_BRIEF_
Counting task for the data below: how many lines hold the word "loaded"? Answer with the number only.

MATERIAL TO PROCESS section start

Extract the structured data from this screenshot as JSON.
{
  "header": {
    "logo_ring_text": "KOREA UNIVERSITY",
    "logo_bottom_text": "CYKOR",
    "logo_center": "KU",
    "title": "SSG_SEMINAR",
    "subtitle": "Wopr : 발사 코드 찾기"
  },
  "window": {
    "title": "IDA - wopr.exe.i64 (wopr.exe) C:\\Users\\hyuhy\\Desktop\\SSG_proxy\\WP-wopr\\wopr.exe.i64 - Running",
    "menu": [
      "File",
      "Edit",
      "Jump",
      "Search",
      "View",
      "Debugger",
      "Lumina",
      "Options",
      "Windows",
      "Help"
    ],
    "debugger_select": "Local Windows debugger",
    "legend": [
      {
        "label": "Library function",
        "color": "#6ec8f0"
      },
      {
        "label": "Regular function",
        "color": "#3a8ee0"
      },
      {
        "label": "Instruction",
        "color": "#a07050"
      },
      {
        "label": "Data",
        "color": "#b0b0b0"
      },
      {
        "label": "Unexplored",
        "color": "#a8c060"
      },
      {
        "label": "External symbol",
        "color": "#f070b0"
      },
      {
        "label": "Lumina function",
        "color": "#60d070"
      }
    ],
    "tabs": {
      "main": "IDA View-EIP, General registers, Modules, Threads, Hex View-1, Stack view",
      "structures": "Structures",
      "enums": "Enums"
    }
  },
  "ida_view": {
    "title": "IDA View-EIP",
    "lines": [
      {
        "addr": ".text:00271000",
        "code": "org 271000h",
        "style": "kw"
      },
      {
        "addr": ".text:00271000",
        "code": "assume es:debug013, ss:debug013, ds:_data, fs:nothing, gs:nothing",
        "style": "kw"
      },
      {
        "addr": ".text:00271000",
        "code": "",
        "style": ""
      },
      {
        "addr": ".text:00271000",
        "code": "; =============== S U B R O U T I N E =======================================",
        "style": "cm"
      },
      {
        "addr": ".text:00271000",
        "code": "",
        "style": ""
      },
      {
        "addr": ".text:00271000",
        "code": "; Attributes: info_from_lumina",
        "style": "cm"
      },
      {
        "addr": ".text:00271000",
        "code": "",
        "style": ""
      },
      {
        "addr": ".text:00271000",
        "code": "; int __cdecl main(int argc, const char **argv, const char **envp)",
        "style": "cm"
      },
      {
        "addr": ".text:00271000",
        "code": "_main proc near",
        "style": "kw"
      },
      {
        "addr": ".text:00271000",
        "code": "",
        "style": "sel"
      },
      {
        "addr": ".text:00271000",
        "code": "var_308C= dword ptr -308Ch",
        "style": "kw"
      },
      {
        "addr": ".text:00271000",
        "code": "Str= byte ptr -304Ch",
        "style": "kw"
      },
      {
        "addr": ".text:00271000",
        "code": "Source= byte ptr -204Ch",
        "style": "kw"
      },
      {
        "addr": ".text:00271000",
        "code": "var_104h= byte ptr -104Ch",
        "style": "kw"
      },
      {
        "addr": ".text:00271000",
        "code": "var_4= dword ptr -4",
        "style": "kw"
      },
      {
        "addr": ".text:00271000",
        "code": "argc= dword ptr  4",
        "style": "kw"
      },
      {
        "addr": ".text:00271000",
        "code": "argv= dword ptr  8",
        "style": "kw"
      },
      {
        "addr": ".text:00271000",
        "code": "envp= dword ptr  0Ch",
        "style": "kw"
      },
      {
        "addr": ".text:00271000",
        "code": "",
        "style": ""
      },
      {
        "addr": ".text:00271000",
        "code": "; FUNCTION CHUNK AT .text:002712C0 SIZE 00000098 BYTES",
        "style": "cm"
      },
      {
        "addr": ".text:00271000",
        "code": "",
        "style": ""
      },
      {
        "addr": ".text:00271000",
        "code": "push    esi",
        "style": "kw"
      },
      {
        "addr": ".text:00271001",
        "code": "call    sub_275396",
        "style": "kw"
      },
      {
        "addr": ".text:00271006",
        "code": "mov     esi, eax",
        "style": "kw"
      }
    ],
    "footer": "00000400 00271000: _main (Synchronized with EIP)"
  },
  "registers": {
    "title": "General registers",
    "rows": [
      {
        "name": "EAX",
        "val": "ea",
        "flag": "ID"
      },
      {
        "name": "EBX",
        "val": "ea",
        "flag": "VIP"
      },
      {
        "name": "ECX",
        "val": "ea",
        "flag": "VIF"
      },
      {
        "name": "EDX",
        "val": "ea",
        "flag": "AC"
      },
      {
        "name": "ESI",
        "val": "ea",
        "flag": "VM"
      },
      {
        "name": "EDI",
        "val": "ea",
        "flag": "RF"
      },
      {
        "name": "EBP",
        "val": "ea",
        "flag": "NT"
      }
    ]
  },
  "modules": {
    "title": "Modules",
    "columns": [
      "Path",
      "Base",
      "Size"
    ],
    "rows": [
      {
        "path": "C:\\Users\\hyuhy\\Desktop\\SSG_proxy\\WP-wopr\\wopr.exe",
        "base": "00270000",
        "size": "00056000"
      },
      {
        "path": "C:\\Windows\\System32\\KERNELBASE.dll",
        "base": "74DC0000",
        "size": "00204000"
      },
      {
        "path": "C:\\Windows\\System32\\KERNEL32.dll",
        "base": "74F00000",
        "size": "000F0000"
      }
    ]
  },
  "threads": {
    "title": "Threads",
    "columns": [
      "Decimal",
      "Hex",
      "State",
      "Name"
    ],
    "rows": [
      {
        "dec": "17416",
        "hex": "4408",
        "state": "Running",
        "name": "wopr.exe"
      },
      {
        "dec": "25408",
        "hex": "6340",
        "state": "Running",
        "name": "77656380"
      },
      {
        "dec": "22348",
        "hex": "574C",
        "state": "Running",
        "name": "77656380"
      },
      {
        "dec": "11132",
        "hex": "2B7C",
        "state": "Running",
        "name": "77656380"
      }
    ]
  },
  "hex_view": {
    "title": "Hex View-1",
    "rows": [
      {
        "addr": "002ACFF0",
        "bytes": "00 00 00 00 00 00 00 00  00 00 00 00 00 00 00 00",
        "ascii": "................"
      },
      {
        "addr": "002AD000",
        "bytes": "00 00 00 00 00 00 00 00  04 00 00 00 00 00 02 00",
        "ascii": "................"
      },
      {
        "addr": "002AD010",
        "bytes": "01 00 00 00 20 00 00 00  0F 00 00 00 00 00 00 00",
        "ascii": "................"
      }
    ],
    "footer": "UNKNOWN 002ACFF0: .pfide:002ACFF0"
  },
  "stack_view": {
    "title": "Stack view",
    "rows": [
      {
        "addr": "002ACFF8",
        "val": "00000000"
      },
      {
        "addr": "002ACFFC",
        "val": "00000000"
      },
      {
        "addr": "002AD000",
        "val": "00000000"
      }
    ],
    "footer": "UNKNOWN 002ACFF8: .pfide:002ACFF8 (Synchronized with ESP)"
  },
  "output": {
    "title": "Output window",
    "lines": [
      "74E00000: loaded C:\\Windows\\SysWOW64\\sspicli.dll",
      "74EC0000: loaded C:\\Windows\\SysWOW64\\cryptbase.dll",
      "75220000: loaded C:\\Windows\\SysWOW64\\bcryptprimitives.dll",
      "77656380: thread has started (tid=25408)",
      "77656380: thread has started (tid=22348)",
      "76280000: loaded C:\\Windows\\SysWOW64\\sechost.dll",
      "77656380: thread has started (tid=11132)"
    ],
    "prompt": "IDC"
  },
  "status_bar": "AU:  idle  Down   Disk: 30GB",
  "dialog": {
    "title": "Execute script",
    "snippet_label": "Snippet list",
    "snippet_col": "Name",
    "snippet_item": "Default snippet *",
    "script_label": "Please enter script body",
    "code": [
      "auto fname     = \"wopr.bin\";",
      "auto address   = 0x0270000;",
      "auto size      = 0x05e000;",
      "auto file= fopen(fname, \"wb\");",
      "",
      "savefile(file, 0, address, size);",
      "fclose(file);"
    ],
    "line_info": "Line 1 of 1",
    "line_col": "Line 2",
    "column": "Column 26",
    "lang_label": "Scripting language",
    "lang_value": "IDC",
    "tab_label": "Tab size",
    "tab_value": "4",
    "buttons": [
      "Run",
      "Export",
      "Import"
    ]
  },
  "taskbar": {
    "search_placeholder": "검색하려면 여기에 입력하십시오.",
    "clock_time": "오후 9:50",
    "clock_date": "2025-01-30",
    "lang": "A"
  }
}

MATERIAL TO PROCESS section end

_WRITTEN REPLY_
4